That’s my first thought when I heard the news that, once again, King had missed out on the Frick Award.
It seems all too familiar. Another year, picked as a Hall of Fame Ford C. Frick finalist, and another snub. Once again, the late Bill King has been overlooked and his family, friends, as well as his fans, will have to continue to wait.
It was the seventh time that King has missed out on the Hall and it doesn’t seem like his induction will get any easier. As Susan Slusser stated in her San Francisco Chronicle article on King’s rejection, the Frick committee will now vote candidates in on a rotating basis, and King’s group, “High Tide” which is the modern-era, will not be voted on again until 2016.
Known for his affluent vocabulary as well as his fondness of food and art, King was, as stated in Ken Korach’s book “Holy Toledo” which was hoped to create a buzz and ultimately push King into the Hall, a “Renaissance Man”.
King, though, was not only a Major League Baseball sports broadcaster, but also called Oakland Raiders and Golden State Warriors games.
The sports world lost a great voice and a great character in 2005 when King passed, and sadly, the Frick voters have all but forgotten about him, it seems. But many others haven’t forgotten about the man who had the privilege of calling some of the Oakland A’s most historic events, including Rickey Henderson‘s 939th stolen base, the A’s 1989 World Series sweep of the San Francisco Giants, as well as Scott Hatteberg‘s walk-off in 2002 that marked the A’s 20th consecutive victory, an American League record.

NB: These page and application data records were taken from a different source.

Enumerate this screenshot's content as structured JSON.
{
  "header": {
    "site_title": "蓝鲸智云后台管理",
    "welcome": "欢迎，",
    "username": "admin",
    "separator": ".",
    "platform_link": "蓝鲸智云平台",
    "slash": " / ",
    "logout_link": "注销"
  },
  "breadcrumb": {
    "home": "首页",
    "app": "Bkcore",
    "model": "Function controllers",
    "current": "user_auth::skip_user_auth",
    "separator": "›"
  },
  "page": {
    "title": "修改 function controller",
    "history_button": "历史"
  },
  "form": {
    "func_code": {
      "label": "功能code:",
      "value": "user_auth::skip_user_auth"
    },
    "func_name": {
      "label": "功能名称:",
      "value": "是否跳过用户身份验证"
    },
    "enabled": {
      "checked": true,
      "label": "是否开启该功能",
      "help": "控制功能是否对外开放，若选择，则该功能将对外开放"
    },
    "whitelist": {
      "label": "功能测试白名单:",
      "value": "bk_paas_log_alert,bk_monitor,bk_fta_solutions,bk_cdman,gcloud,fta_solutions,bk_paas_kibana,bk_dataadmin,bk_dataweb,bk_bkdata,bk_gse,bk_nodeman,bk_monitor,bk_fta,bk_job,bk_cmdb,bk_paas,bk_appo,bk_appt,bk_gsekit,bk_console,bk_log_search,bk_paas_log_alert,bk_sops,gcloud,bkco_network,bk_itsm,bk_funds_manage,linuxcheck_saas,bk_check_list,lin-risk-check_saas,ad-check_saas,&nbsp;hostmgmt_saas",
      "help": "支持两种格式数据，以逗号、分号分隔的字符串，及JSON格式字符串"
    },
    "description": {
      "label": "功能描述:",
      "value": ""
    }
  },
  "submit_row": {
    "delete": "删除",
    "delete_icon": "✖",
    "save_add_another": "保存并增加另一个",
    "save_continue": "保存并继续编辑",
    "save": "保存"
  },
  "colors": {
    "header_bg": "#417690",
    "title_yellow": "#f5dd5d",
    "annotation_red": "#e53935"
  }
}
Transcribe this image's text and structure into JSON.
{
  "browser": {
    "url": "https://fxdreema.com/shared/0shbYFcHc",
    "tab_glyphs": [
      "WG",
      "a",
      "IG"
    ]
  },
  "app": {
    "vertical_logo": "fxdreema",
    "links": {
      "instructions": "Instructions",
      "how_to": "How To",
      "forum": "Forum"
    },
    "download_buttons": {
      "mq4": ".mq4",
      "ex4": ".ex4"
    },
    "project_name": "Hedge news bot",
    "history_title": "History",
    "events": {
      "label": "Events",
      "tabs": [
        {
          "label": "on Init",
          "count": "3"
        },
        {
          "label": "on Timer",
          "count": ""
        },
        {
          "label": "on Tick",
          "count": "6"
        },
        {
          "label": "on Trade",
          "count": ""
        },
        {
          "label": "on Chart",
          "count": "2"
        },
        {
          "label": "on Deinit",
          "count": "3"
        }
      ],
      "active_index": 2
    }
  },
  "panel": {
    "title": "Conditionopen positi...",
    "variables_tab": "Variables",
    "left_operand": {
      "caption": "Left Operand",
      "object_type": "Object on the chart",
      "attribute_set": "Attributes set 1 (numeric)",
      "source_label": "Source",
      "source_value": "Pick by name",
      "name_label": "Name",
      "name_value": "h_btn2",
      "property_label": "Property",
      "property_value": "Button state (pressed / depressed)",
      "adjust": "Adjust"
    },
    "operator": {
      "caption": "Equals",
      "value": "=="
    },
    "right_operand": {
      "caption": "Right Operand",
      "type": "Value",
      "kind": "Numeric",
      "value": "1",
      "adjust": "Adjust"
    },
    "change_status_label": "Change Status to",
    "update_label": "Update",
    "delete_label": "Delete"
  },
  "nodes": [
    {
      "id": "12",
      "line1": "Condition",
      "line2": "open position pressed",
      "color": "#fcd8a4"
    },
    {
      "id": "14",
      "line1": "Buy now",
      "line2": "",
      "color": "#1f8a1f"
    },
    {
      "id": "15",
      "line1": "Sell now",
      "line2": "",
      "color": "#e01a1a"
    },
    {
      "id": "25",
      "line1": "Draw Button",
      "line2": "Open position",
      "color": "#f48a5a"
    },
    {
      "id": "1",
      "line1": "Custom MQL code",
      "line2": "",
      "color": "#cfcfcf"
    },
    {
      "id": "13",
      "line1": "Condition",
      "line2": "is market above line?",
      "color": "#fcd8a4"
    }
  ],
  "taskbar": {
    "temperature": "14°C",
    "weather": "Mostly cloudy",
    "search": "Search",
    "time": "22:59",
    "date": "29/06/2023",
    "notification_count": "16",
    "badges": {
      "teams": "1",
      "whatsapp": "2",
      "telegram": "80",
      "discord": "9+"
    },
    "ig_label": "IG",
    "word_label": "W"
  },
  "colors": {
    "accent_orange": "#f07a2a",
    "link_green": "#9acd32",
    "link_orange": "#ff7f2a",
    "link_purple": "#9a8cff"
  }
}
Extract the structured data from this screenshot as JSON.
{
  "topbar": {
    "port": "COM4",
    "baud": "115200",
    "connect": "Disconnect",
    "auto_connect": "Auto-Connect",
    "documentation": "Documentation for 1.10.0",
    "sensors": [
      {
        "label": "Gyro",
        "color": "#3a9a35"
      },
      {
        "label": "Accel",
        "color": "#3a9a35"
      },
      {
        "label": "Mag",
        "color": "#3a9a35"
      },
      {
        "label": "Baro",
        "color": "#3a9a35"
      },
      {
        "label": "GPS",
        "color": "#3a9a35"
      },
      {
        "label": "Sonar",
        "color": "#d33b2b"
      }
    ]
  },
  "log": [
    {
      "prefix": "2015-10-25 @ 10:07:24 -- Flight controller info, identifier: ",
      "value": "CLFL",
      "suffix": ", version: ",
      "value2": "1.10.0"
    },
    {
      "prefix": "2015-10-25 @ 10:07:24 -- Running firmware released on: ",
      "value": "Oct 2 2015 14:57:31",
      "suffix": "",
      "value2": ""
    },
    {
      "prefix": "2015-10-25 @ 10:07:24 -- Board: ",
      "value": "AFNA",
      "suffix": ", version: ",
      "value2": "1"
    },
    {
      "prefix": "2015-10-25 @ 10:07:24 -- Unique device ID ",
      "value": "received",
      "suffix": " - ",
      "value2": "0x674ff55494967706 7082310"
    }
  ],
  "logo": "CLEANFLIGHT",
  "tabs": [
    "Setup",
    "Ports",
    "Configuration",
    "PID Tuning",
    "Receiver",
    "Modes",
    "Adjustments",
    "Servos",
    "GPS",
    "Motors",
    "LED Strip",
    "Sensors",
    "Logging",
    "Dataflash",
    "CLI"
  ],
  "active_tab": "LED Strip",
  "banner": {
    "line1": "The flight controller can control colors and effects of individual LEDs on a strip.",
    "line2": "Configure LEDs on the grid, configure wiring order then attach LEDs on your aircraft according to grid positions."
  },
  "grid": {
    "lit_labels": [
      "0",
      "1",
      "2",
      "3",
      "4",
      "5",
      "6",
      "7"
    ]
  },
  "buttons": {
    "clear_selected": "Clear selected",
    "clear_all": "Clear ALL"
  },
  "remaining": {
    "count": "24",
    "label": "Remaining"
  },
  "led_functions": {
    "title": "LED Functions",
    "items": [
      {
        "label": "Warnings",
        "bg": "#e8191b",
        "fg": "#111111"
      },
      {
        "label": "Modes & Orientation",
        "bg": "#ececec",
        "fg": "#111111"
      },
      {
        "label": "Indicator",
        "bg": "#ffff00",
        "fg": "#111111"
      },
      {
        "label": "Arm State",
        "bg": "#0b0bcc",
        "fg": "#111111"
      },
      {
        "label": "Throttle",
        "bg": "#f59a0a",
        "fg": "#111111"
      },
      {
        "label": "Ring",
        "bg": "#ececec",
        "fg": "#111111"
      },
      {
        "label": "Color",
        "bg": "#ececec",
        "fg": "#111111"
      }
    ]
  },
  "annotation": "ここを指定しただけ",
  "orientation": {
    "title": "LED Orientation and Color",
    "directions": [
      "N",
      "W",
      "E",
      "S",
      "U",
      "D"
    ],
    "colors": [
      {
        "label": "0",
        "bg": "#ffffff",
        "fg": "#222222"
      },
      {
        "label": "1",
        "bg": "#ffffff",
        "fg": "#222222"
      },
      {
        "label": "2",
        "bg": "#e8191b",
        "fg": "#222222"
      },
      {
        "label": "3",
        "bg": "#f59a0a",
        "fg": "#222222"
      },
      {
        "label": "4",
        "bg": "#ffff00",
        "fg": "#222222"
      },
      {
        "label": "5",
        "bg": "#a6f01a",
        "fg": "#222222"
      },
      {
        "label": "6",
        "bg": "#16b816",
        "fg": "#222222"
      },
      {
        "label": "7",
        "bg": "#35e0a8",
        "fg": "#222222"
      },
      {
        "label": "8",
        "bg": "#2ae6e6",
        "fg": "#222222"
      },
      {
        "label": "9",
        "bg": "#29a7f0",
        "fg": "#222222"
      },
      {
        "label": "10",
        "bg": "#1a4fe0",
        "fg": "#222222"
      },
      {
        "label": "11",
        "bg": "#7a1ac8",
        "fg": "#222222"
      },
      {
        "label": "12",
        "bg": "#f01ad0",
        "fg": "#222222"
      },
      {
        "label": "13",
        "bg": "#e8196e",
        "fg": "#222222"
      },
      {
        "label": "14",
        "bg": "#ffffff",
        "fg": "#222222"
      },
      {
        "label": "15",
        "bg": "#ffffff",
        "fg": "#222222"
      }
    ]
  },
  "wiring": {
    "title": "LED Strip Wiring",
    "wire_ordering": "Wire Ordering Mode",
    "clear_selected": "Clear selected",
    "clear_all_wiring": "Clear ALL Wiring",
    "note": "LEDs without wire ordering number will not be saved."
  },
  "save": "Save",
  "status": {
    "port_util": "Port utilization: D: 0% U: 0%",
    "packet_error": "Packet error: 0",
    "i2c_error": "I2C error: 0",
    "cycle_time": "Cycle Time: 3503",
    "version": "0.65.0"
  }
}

But truly, it was the fans, who were able to listen to King’s eloquent calls, that were the most fortunate. 2016 can’t come soon enough.